The concept of the Type Six Secretory System acting like a spear or stiletto to kill or inhibit other bacteria remains fascinating to students, as you can see.

The last cartoon from my micronauts is a bit personal.  Microbial taxonomy is a strange field of study, only recently finding a basis using molecular chronometers.  In the past, it was solely based on phenotypes.  And not all phenotypes are created equal!

In graduate school, I worked a bit with Rhizobium meliloti, which induces nitrogen fixing root nodules on alfalfa plants.  My PhD advisor, as a postdoc, had made mutants of R. meliloti that could not form nodules---making it possible to "fish out" genes responsible for that complex and fascinating symbiotic phenotype.

The story goes that, as my advisor was giving a seminar on this topic, an extremely venerable microbiologist interrupted.  He insisted that the mutant bacterium was no longer Rhizobium meliloti.

Certainly, based on DNA, it was.  But the venerable microbiologist insisted that the definition of Rhizobium meliloti was "that which nodulates alfalfa."


I use this story to illustrate the dangers of trusting in any one phenotype.  And I think the story "stuck"!

I continue to think that this "cartoon" approach to learning has its place.  Consider adding it to your armory of educational tools! Truly, ownership is central to student learning; this can help.

Plus, I am proud of my micronauts and wanted to show off their wit and wisdom.

Monday, November 21, 2016

Biology 350 "Nanobiographies" by my Proud Micronauts!

One of the problems I face here at the University of Puget Sound is what I call the "N=1" issue.  There is only one microbiology class!

Thought it is true that I strongly believe that microbiology should "Occupy the Curriculum"----

----I still have to deal with the single course in microbiology we have available to our undergraduate students.  I do my best to turn them into enthusiastic micronauts in the one semester we have available.  Here is my current class of #Bio350 micronauts.

One way to do that is to give the students an opportunity to really delve deeply into a specific microbiological subject.  There is, after all, so much to microbiology overall (especially in a one semester course).
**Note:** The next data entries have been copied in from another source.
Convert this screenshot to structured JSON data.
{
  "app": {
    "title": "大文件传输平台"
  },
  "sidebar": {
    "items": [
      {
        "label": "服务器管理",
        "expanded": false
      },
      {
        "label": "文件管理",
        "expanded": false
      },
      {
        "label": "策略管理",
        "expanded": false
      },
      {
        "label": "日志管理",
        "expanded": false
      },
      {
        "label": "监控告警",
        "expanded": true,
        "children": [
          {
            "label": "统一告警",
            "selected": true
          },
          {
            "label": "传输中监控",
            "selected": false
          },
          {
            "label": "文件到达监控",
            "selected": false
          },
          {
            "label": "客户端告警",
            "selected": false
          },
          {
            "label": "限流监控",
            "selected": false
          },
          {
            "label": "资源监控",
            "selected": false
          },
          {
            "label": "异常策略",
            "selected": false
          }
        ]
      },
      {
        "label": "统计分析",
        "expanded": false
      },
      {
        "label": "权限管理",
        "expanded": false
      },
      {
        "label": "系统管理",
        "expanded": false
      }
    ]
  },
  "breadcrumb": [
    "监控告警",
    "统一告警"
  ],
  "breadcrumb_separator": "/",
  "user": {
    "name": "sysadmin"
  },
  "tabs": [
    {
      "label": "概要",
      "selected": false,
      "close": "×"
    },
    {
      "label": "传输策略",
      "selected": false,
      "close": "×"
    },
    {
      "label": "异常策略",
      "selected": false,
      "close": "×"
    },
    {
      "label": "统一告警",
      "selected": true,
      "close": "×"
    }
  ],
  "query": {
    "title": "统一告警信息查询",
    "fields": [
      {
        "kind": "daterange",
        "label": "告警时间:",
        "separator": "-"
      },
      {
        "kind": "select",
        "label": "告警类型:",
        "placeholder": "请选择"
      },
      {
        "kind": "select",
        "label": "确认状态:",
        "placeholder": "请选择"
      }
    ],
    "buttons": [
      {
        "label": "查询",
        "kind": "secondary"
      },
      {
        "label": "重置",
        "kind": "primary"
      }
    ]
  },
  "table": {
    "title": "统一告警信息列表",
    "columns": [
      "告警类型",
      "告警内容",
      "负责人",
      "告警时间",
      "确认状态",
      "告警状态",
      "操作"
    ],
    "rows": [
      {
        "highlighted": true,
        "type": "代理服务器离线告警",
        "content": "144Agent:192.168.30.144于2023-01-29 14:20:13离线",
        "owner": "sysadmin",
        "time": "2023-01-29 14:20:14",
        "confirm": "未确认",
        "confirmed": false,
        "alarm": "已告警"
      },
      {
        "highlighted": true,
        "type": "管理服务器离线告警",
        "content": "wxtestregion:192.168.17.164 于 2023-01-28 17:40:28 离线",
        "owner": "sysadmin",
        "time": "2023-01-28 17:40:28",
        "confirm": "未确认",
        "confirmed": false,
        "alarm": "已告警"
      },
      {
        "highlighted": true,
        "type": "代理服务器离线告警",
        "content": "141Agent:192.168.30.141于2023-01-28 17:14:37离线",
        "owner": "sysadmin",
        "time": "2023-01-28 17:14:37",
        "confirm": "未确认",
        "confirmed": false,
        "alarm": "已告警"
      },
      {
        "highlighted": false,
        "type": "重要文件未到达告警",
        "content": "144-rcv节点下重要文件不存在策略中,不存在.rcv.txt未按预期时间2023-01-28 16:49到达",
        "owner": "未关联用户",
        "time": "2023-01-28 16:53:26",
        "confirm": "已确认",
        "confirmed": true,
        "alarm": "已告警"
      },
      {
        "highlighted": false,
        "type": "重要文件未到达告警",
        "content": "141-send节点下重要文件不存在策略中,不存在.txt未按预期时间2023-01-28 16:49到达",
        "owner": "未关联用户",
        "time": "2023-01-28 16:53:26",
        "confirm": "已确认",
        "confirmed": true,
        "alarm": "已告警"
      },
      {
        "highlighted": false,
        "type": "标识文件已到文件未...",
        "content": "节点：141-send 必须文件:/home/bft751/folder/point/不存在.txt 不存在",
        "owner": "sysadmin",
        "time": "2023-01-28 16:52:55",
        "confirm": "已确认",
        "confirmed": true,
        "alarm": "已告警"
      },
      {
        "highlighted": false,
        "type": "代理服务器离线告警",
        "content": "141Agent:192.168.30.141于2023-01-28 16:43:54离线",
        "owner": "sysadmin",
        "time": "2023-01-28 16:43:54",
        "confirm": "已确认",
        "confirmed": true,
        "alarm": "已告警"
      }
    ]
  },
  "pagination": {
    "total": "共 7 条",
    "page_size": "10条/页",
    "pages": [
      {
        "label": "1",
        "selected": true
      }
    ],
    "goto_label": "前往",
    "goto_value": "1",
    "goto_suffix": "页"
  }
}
In my course, we don't call them term papers.  We call them "Microbiographies."  And as part of this assignment, I encourage my micronauts to create one page summaries of their topic, written for a non-science audience (such as nonscientist parents or friends in other majors).  Since these summaries are only one page long, it is natural that I call them "Nanobiographies"!

Please enjoy the Nanobiographies written by my hard working micronauts of Biology 350 in the Fall of 2016.
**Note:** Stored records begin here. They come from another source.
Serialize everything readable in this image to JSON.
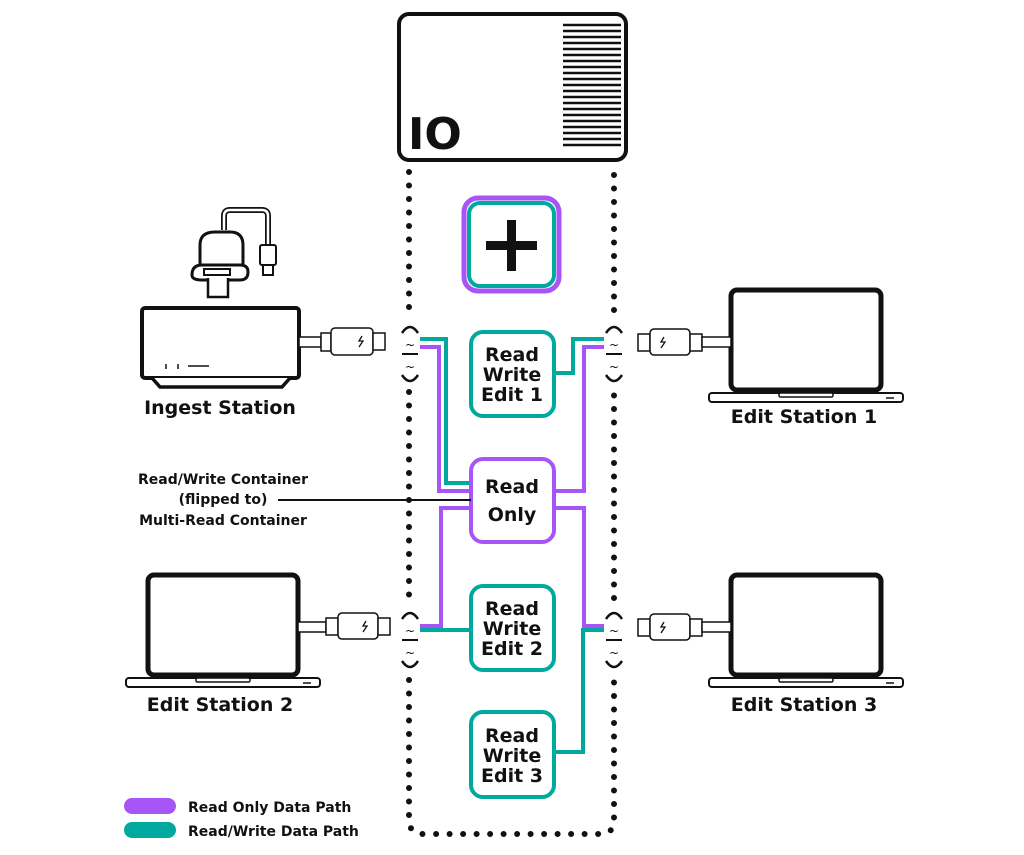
{
  "colors": {
    "read_only": "#A855F7",
    "read_write": "#00A99D",
    "ink": "#111111"
  },
  "storage": {
    "label": "IO"
  },
  "add_button": {
    "icon": "plus-icon"
  },
  "stations": {
    "ingest": "Ingest Station",
    "edit1": "Edit Station 1",
    "edit2": "Edit Station 2",
    "edit3": "Edit Station 3"
  },
  "containers": {
    "rw1": [
      "Read",
      "Write",
      "Edit 1"
    ],
    "ro": [
      "Read",
      "Only"
    ],
    "rw2": [
      "Read",
      "Write",
      "Edit 2"
    ],
    "rw3": [
      "Read",
      "Write",
      "Edit 3"
    ]
  },
  "annotation": {
    "lines": [
      "Read/Write Container",
      "(flipped to)",
      "Multi-Read Container"
    ]
  },
  "legend": [
    {
      "label": "Read Only Data Path",
      "color": "#A855F7"
    },
    {
      "label": "Read/Write Data Path",
      "color": "#00A99D"
    }
  ],
  "connectors": {
    "icon": "thunderbolt-icon",
    "port_symbol": "~"
  }
}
Renee became fascinated by Type III Secretory Systems.

Carly became intrigued by the idea of using bacteria to fight cancer directly.
Juniper explored a very, very hostile environment on Earth, despite an amusing name:  snottites and acid biofilms.
Austin, with his interest in dentistry, wrote about the OG of the cariogenic world, Streptococcus mutans.
 Mara quickly became entranced by the wonders of Wolbachia.
Makenzie explored a common food born pathogen, Listeria.
Jesse decided to shine a light on the archetypal squid-Vibrio symbiosis, with a bit of Harry Potter thrown in.
 Trini explored the possibility that gut microbes could impact human behavior.
Molly wrote about the central issue of how we obtain our microbiota at birth.
 Emily, interested in life on other planets, decided to write about SLiMEs, which could easily be found on other worlds.
Kyle enjoyed writing about some microbes can generate electricity.
Anna, with her deep interest in marine biology, explored the relationship between microbes and coral.
Brennan wrote about Streptococcus pyogenes, one of several "flesh eating" bacteria.
An avid swimmer, Anne wondered about what microbes could join us in the pool!
It's true that Josh went there:  fecal transplants.  No wonder "South Park" is involved.
Erin became interested in the role that human microbiota might have on cancer treatment in general.
Cooper decided to delve into the scary world of MRSA.

I find that when students select their own topics, there is more "ownership" of the assignment.  It certainly seems that way when I look over the interesting Nanobiographies written by my current crop of #Bio350 micronauts.

I hope you enjoyed their essays, as well.